If the seller is in a monopoly position (or indeed if the buyer is in a monopsony position), I don’t think we can talk about free trade, so this would be outside the scope of the article.

But most trading exchanges are not between single (or excessively powerful) parties, and still we consider sellers as those who gain, and buyers as those who lose.

Prices are supposed to be related to costs in order for an economy to operate efficiently, but now days, businesses want prices to relate to value. This means that consumers and workers lose

Is this a personal opinion or do you have a reference for the claim that “prices are supposed to be related to costs for an economy to operate efficiently”?

In a free economy prices are determined by the market: the supply of and demand for a good or service. Both production costs and perceived value are relevant in that one puts a floor under the price (a seller is generally going to be reluctant to sell below cost price) and the other a ceiling above it (a buyer is generally not going to pay more than the perceived value). It is unclear to me how you would determine that the efficiency of an economy would be higher at one price point between these two than at another one.

Accidental behavioural economist in search of wisdom. Uses insights from (behavioural) economics in organization development. On Twitter as @koenfucius

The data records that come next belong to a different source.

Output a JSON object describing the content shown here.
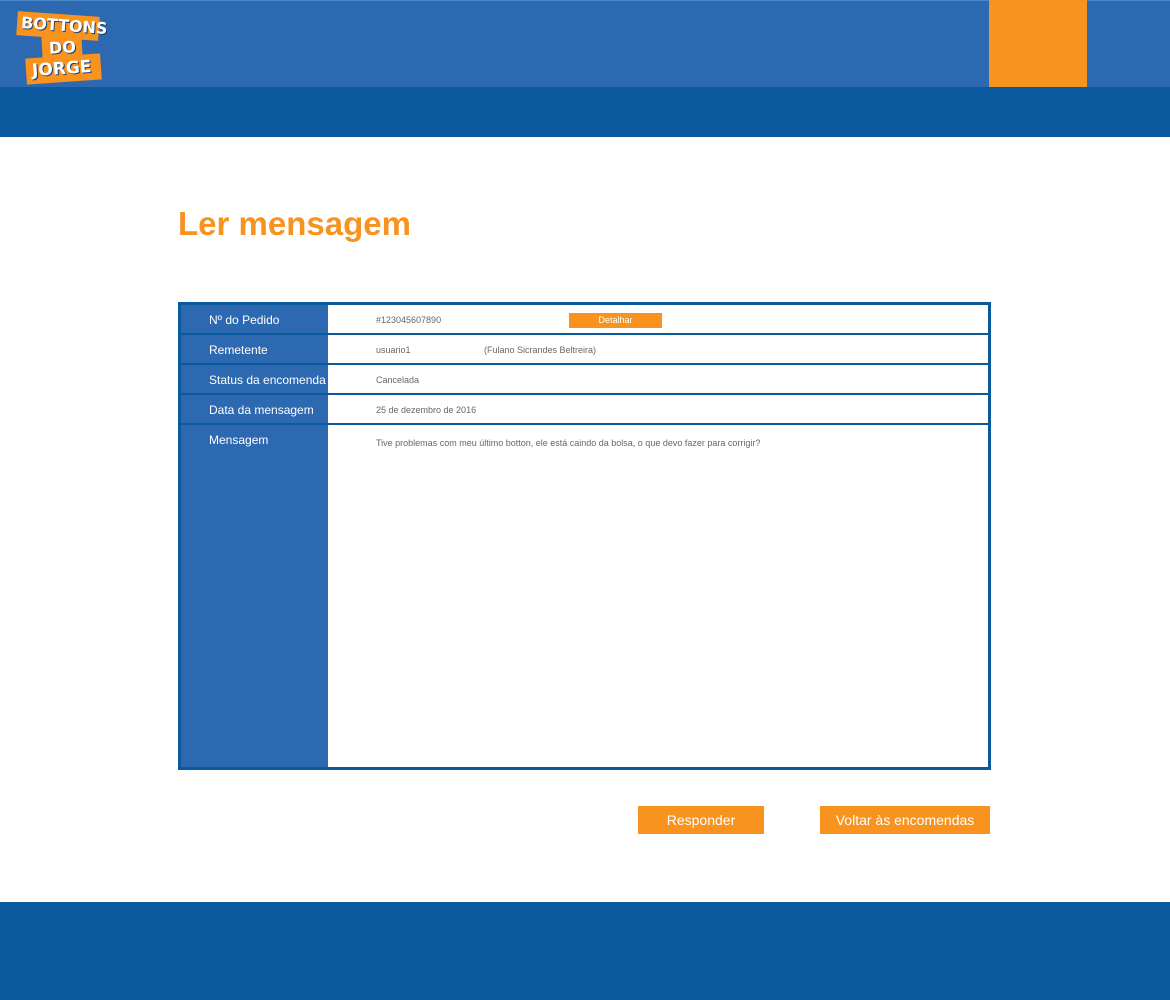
{
  "header": {
    "logo": {
      "line1": "BOTTONS",
      "line2": "DO",
      "line3": "JORGE"
    },
    "colors": {
      "primary": "#2d69b1",
      "dark": "#0b5aa0",
      "accent": "#f7931e"
    }
  },
  "page_title": "Ler mensagem",
  "message": {
    "rows": [
      {
        "label": "Nº do Pedido",
        "value": "#123045607890",
        "action_label": "Detalhar"
      },
      {
        "label": "Remetente",
        "value": "usuario1",
        "secondary": "(Fulano Sicrandes Beltreira)"
      },
      {
        "label": "Status da encomenda",
        "value": "Cancelada"
      },
      {
        "label": "Data da mensagem",
        "value": "25 de dezembro de 2016"
      },
      {
        "label": "Mensagem",
        "value": "Tive problemas com meu último botton, ele está caindo da bolsa, o que devo fazer para corrigir?"
      }
    ]
  },
  "actions": {
    "reply_label": "Responder",
    "back_label": "Voltar às encomendas"
  }
}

Accidental behavioural economist in search of wisdom. Uses insights from (behavioural) economics in organization development. On Twitter as @koenfucius